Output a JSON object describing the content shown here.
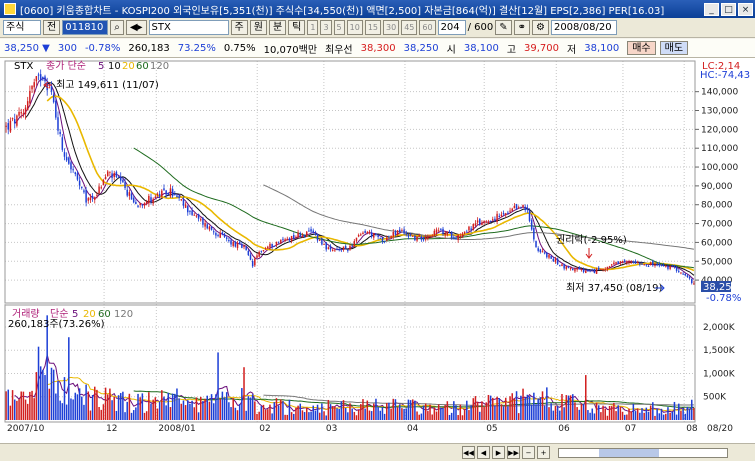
{
  "window": {
    "title": "[0600] 키움종합차트 - KOSPI200 외국인보유[5,351(천)] 주식수[34,550(천)] 액면[2,500] 자본금[864(억)] 결산[12월] EPS[2,386] PER[16.03]",
    "buttons": [
      "_",
      "□",
      "×"
    ]
  },
  "toolbar": {
    "market": "주식",
    "prefix": "전",
    "code": "011810",
    "name": "STX",
    "mode_label": "주",
    "period_labels": [
      "원",
      "분",
      "틱"
    ],
    "minute_labels": [
      "1",
      "3",
      "5",
      "10",
      "15",
      "30",
      "45",
      "60"
    ],
    "count": "204",
    "total": "/ 600",
    "date": "2008/08/20"
  },
  "quote": {
    "price": "38,250 ▼",
    "change": "300",
    "change_pct": "-0.78%",
    "volume": "260,183",
    "vol_ratio": "73.25%",
    "turnover": "0.75%",
    "amount": "10,070백만",
    "best_offer_label": "최우선",
    "best_ask": "38,300",
    "best_bid": "38,250",
    "open_label": "시",
    "open": "38,100",
    "high_label": "고",
    "high": "39,700",
    "low_label": "저",
    "low": "38,100",
    "buy": "매수",
    "sell": "매도"
  },
  "colors": {
    "up": "#d21f1f",
    "down": "#1d3fd6",
    "ma5": "#6b0e7a",
    "ma10": "#111111",
    "ma20": "#e9b800",
    "ma60": "#1e6b1e",
    "ma120": "#777777",
    "grid": "#c6c6c6"
  },
  "chart_data": {
    "type": "candlestick",
    "symbol": "STX",
    "price_legend": {
      "prefix": "STX",
      "label": "종가 단순",
      "periods": [
        "5",
        "10",
        "20",
        "60",
        "120"
      ]
    },
    "volume_legend": {
      "prefix": "거래량",
      "label": "단순",
      "periods": [
        "5",
        "20",
        "60",
        "120"
      ]
    },
    "price_ticks": [
      140000,
      130000,
      120000,
      110000,
      100000,
      90000,
      80000,
      70000,
      60000,
      50000,
      40000
    ],
    "price_tick_labels": [
      "140,000",
      "130,000",
      "120,000",
      "110,000",
      "100,000",
      "90,000",
      "80,000",
      "70,000",
      "60,000",
      "50,000",
      "40,000"
    ],
    "ylim": [
      30500,
      151500
    ],
    "volume_ticks": [
      2000000,
      1500000,
      1000000,
      500000
    ],
    "volume_tick_labels": [
      "2,000K",
      "1,500K",
      "1,000K",
      "500K"
    ],
    "volume_ylim": [
      0,
      2300000
    ],
    "x_labels": [
      "2007/10",
      "12",
      "2008/01",
      "02",
      "03",
      "04",
      "05",
      "06",
      "07",
      "08"
    ],
    "last_date_label": "08/20",
    "annotations": {
      "max": "최고 149,611 (11/07)",
      "min": "최저 37,450 (08/19)",
      "rights": "권리락(-2.95%)",
      "last_price": "38,250",
      "last_pct": "-0.78%",
      "lc": "LC:2,14",
      "hc": "HC:-74,43",
      "volume_summary": "260,183주(73.26%)"
    },
    "anchors": [
      [
        0,
        121000
      ],
      [
        8,
        128000
      ],
      [
        11,
        141000
      ],
      [
        17,
        149611
      ],
      [
        21,
        139000
      ],
      [
        26,
        110000
      ],
      [
        32,
        95000
      ],
      [
        37,
        82000
      ],
      [
        42,
        86000
      ],
      [
        47,
        97000
      ],
      [
        52,
        93000
      ],
      [
        60,
        80000
      ],
      [
        68,
        84000
      ],
      [
        76,
        87000
      ],
      [
        82,
        80000
      ],
      [
        88,
        73000
      ],
      [
        96,
        66000
      ],
      [
        104,
        60000
      ],
      [
        110,
        57000
      ],
      [
        114,
        48000
      ],
      [
        117,
        55000
      ],
      [
        125,
        60000
      ],
      [
        135,
        64000
      ],
      [
        142,
        65000
      ],
      [
        150,
        55000
      ],
      [
        158,
        57000
      ],
      [
        166,
        66000
      ],
      [
        174,
        61000
      ],
      [
        182,
        66000
      ],
      [
        190,
        62000
      ],
      [
        200,
        66000
      ],
      [
        208,
        63000
      ],
      [
        218,
        70000
      ],
      [
        226,
        73000
      ],
      [
        232,
        75000
      ],
      [
        238,
        80000
      ],
      [
        241,
        76000
      ],
      [
        244,
        62000
      ],
      [
        246,
        56000
      ],
      [
        258,
        47000
      ],
      [
        270,
        44000
      ],
      [
        280,
        48000
      ],
      [
        290,
        50000
      ],
      [
        300,
        48000
      ],
      [
        310,
        46000
      ],
      [
        318,
        38250
      ]
    ],
    "vol_anchors": [
      [
        0,
        500
      ],
      [
        10,
        480
      ],
      [
        17,
        1150
      ],
      [
        22,
        880
      ],
      [
        30,
        640
      ],
      [
        40,
        520
      ],
      [
        50,
        480
      ],
      [
        60,
        380
      ],
      [
        70,
        460
      ],
      [
        80,
        420
      ],
      [
        90,
        330
      ],
      [
        100,
        380
      ],
      [
        110,
        450
      ],
      [
        120,
        320
      ],
      [
        130,
        300
      ],
      [
        140,
        280
      ],
      [
        150,
        260
      ],
      [
        160,
        280
      ],
      [
        170,
        300
      ],
      [
        180,
        300
      ],
      [
        190,
        270
      ],
      [
        200,
        260
      ],
      [
        210,
        270
      ],
      [
        220,
        320
      ],
      [
        230,
        350
      ],
      [
        240,
        420
      ],
      [
        246,
        480
      ],
      [
        255,
        390
      ],
      [
        265,
        300
      ],
      [
        275,
        240
      ],
      [
        285,
        220
      ],
      [
        295,
        240
      ],
      [
        305,
        230
      ],
      [
        315,
        280
      ],
      [
        318,
        260
      ]
    ]
  }
}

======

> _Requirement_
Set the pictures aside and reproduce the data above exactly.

> _Response box_
Output a JSON object describing the content shown here.
{
  "window": {
    "title": "[0600] 키움종합차트 - KOSPI200 외국인보유[5,351(천)] 주식수[34,550(천)] 액면[2,500] 자본금[864(억)] 결산[12월] EPS[2,386] PER[16.03]",
    "buttons": [
      "_",
      "□",
      "×"
    ]
  },
  "toolbar": {
    "market": "주식",
    "prefix": "전",
    "code": "011810",
    "name": "STX",
    "mode_label": "주",
    "period_labels": [
      "원",
      "분",
      "틱"
    ],
    "minute_labels": [
      "1",
      "3",
      "5",
      "10",
      "15",
      "30",
      "45",
      "60"
    ],
    "count": "204",
    "total": "/ 600",
    "date": "2008/08/20"
  },
  "quote": {
    "price": "38,250 ▼",
    "change": "300",
    "change_pct": "-0.78%",
    "volume": "260,183",
    "vol_ratio": "73.25%",
    "turnover": "0.75%",
    "amount": "10,070백만",
    "best_offer_label": "최우선",
    "best_ask": "38,300",
    "best_bid": "38,250",
    "open_label": "시",
    "open": "38,100",
    "high_label": "고",
    "high": "39,700",
    "low_label": "저",
    "low": "38,100",
    "buy": "매수",
    "sell": "매도"
  },
  "colors": {
    "up": "#d21f1f",
    "down": "#1d3fd6",
    "ma5": "#6b0e7a",
    "ma10": "#111111",
    "ma20": "#e9b800",
    "ma60": "#1e6b1e",
    "ma120": "#777777",
    "grid": "#c6c6c6"
  },
  "chart_data": {
    "type": "candlestick",
    "symbol": "STX",
    "price_legend": {
      "prefix": "STX",
      "label": "종가 단순",
      "periods": [
        "5",
        "10",
        "20",
        "60",
        "120"
      ]
    },
    "volume_legend": {
      "prefix": "거래량",
      "label": "단순",
      "periods": [
        "5",
        "20",
        "60",
        "120"
      ]
    },
    "price_ticks": [
      140000,
      130000,
      120000,
      110000,
      100000,
      90000,
      80000,
      70000,
      60000,
      50000,
      40000
    ],
    "price_tick_labels": [
      "140,000",
      "130,000",
      "120,000",
      "110,000",
      "100,000",
      "90,000",
      "80,000",
      "70,000",
      "60,000",
      "50,000",
      "40,000"
    ],
    "ylim": [
      30500,
      151500
    ],
    "volume_ticks": [
      2000000,
      1500000,
      1000000,
      500000
    ],
    "volume_tick_labels": [
      "2,000K",
      "1,500K",
      "1,000K",
      "500K"
    ],
    "volume_ylim": [
      0,
      2300000
    ],
    "x_labels": [
      "2007/10",
      "12",
      "2008/01",
      "02",
      "03",
      "04",
      "05",
      "06",
      "07",
      "08"
    ],
    "last_date_label": "08/20",
    "annotations": {
      "max": "최고 149,611 (11/07)",
      "min": "최저 37,450 (08/19)",
      "rights": "권리락(-2.95%)",
      "last_price": "38,250",
      "last_pct": "-0.78%",
      "lc": "LC:2,14",
      "hc": "HC:-74,43",
      "volume_summary": "260,183주(73.26%)"
    },
    "anchors": [
      [
        0,
        121000
      ],
      [
        8,
        128000
      ],
      [
        11,
        141000
      ],
      [
        17,
        149611
      ],
      [
        21,
        139000
      ],
      [
        26,
        110000
      ],
      [
        32,
        95000
      ],
      [
        37,
        82000
      ],
      [
        42,
        86000
      ],
      [
        47,
        97000
      ],
      [
        52,
        93000
      ],
      [
        60,
        80000
      ],
      [
        68,
        84000
      ],
      [
        76,
        87000
      ],
      [
        82,
        80000
      ],
      [
        88,
        73000
      ],
      [
        96,
        66000
      ],
      [
        104,
        60000
      ],
      [
        110,
        57000
      ],
      [
        114,
        48000
      ],
      [
        117,
        55000
      ],
      [
        125,
        60000
      ],
      [
        135,
        64000
      ],
      [
        142,
        65000
      ],
      [
        150,
        55000
      ],
      [
        158,
        57000
      ],
      [
        166,
        66000
      ],
      [
        174,
        61000
      ],
      [
        182,
        66000
      ],
      [
        190,
        62000
      ],
      [
        200,
        66000
      ],
      [
        208,
        63000
      ],
      [
        218,
        70000
      ],
      [
        226,
        73000
      ],
      [
        232,
        75000
      ],
      [
        238,
        80000
      ],
      [
        241,
        76000
      ],
      [
        244,
        62000
      ],
      [
        246,
        56000
      ],
      [
        258,
        47000
      ],
      [
        270,
        44000
      ],
      [
        280,
        48000
      ],
      [
        290,
        50000
      ],
      [
        300,
        48000
      ],
      [
        310,
        46000
      ],
      [
        318,
        38250
      ]
    ],
    "vol_anchors": [
      [
        0,
        500
      ],
      [
        10,
        480
      ],
      [
        17,
        1150
      ],
      [
        22,
        880
      ],
      [
        30,
        640
      ],
      [
        40,
        520
      ],
      [
        50,
        480
      ],
      [
        60,
        380
      ],
      [
        70,
        460
      ],
      [
        80,
        420
      ],
      [
        90,
        330
      ],
      [
        100,
        380
      ],
      [
        110,
        450
      ],
      [
        120,
        320
      ],
      [
        130,
        300
      ],
      [
        140,
        280
      ],
      [
        150,
        260
      ],
      [
        160,
        280
      ],
      [
        170,
        300
      ],
      [
        180,
        300
      ],
      [
        190,
        270
      ],
      [
        200,
        260
      ],
      [
        210,
        270
      ],
      [
        220,
        320
      ],
      [
        230,
        350
      ],
      [
        240,
        420
      ],
      [
        246,
        480
      ],
      [
        255,
        390
      ],
      [
        265,
        300
      ],
      [
        275,
        240
      ],
      [
        285,
        220
      ],
      [
        295,
        240
      ],
      [
        305,
        230
      ],
      [
        315,
        280
      ],
      [
        318,
        260
      ]
    ]
  }
}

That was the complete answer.